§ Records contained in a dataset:
################

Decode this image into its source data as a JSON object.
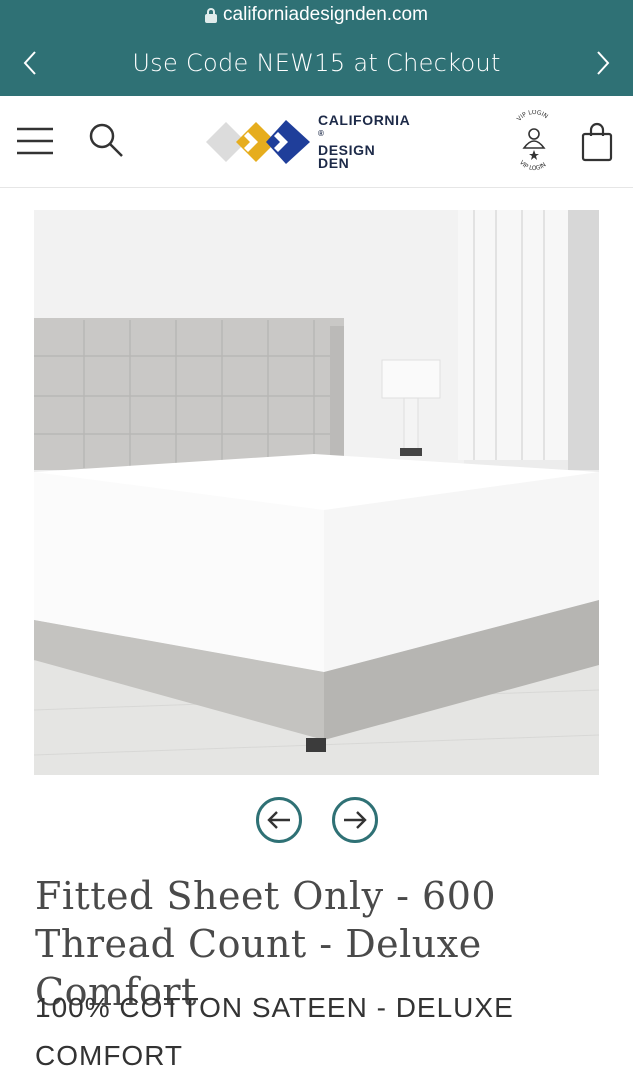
{
  "browser": {
    "url": "californiadesignden.com"
  },
  "promo": {
    "text": "Use Code NEW15 at Checkout",
    "prev_icon": "chevron-left-icon",
    "next_icon": "chevron-right-icon"
  },
  "header": {
    "menu_icon": "hamburger-menu-icon",
    "search_icon": "search-icon",
    "logo": {
      "line1": "CALIFORNIA",
      "line2": "DESIGN",
      "line3": "DEN",
      "registered": "®",
      "colors": [
        "#d9d9d9",
        "#e6ad1e",
        "#1f3e9a"
      ]
    },
    "vip": {
      "top_text": "VIP LOGIN",
      "bottom_text": "VIP LOGIN",
      "icon": "user-icon"
    },
    "cart_icon": "shopping-bag-icon"
  },
  "product": {
    "image_alt": "white fitted sheet on upholstered bed",
    "title": "Fitted Sheet Only - 600 Thread Count - Deluxe Comfort",
    "subtitle": "100% COTTON SATEEN - DELUXE COMFORT"
  },
  "carousel": {
    "prev_icon": "arrow-left-circle-icon",
    "next_icon": "arrow-right-circle-icon"
  },
  "colors": {
    "accent": "#2f7175",
    "text": "#333333"
  }
}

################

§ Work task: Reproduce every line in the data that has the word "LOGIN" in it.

§ Completed task:
      "top_text": "VIP LOGIN",
      "bottom_text": "VIP LOGIN",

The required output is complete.